--- Data for review Enclosed Below ---

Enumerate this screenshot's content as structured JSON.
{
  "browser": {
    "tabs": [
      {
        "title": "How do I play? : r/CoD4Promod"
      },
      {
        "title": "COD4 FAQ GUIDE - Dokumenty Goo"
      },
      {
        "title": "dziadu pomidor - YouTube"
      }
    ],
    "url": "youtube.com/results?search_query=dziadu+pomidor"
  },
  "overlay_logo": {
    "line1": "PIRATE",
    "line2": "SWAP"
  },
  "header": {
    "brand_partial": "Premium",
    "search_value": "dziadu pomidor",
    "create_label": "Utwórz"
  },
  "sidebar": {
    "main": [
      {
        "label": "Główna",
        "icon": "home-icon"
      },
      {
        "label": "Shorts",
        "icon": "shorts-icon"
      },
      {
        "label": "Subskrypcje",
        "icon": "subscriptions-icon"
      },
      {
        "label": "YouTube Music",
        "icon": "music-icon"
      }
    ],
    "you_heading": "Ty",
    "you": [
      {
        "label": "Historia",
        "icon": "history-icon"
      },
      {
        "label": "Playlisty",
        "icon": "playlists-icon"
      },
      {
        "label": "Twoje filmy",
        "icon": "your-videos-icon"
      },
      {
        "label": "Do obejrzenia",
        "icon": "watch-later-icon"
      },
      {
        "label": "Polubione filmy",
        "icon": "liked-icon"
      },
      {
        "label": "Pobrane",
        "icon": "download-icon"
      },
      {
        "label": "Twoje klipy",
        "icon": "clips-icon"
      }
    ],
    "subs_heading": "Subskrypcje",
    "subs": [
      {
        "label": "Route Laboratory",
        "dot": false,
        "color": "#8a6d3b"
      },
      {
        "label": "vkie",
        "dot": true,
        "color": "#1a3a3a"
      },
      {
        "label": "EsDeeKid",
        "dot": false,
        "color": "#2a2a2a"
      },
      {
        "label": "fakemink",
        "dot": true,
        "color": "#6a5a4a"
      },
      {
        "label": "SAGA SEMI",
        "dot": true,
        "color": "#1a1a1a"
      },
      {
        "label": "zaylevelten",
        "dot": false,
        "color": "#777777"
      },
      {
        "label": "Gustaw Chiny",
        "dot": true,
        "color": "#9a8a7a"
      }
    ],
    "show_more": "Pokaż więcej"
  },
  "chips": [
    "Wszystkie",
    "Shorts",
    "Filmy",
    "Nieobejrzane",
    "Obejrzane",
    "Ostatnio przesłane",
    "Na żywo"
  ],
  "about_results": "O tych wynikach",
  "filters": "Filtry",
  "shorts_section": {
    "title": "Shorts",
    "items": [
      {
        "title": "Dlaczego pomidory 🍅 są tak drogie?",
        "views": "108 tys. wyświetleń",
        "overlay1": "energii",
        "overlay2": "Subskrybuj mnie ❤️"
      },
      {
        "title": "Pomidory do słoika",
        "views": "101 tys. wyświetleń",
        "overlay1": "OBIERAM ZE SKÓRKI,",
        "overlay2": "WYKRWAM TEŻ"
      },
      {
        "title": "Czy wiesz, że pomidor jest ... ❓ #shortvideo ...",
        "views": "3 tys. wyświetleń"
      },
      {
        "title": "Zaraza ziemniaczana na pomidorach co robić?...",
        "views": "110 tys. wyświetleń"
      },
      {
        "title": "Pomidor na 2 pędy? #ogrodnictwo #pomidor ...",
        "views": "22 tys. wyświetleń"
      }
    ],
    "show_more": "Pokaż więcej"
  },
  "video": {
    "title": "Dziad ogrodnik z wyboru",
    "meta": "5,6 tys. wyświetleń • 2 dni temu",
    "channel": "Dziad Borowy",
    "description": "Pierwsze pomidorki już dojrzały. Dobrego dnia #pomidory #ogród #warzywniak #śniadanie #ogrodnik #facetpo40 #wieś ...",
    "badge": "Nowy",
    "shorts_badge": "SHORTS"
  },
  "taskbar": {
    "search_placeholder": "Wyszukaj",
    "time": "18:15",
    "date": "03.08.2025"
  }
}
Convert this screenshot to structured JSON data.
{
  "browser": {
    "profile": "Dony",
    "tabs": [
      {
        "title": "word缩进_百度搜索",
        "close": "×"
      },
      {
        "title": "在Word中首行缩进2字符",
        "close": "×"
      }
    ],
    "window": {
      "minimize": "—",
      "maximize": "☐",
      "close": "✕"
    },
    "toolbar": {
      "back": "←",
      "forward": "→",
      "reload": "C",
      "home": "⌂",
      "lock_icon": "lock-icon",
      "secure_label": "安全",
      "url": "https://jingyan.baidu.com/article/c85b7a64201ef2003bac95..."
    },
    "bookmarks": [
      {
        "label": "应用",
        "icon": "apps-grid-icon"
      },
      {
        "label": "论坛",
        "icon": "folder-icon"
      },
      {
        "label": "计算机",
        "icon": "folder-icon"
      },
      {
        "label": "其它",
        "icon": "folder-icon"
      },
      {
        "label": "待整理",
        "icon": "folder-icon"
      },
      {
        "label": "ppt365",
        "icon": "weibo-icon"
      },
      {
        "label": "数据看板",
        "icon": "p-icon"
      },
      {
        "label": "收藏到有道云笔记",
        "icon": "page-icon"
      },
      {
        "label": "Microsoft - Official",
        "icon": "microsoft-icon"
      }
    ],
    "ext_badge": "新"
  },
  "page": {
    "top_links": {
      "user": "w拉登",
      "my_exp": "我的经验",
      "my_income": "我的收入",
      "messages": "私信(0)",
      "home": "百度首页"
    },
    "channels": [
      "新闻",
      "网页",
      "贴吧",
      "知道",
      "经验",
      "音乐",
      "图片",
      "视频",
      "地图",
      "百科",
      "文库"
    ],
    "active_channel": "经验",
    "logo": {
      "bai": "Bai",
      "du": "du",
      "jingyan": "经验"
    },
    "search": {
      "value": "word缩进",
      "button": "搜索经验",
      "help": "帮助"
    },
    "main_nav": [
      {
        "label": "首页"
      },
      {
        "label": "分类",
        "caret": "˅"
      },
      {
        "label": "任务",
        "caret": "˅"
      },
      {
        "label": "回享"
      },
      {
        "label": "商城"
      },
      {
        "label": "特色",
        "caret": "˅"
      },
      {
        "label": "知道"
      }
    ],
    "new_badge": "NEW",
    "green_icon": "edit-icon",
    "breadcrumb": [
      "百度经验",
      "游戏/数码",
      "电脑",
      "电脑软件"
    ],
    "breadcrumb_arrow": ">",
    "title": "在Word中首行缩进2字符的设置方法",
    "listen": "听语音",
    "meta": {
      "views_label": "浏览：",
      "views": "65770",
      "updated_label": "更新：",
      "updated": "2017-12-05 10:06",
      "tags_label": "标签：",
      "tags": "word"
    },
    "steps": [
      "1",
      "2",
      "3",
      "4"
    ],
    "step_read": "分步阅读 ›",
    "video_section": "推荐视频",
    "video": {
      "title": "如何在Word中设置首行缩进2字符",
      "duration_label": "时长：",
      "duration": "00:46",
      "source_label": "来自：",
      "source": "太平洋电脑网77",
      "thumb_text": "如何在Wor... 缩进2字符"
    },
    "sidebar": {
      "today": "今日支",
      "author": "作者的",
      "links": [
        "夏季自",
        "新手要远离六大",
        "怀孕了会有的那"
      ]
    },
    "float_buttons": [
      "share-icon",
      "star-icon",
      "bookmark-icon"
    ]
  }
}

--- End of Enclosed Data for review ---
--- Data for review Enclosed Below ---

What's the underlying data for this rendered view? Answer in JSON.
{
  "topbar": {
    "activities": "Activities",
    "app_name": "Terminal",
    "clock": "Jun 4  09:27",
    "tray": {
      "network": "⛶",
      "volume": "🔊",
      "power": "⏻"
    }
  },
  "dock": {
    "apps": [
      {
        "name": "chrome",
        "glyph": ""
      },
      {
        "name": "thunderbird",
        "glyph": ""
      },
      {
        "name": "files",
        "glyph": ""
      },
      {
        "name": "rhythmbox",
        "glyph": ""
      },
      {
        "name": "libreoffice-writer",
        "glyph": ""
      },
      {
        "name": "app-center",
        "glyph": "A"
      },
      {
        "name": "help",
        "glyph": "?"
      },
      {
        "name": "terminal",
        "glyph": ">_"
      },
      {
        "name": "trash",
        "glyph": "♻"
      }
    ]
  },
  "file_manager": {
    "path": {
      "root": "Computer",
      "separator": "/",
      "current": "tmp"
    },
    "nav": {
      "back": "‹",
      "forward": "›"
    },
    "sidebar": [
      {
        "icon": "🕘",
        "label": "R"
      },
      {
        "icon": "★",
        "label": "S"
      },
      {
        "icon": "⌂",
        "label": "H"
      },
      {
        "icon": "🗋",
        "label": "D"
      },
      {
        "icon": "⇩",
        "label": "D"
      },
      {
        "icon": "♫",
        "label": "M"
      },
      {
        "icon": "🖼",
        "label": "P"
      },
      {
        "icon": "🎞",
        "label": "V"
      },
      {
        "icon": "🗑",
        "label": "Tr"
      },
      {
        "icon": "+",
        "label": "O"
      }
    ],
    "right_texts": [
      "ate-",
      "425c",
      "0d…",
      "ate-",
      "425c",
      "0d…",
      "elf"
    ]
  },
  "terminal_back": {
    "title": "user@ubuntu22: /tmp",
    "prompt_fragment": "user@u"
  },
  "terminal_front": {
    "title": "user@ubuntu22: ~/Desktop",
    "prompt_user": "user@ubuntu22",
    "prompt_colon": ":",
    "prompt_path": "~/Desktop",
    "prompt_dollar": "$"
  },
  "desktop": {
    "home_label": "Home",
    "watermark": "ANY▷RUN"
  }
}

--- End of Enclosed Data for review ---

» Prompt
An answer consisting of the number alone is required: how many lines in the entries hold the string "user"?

» Solution below
5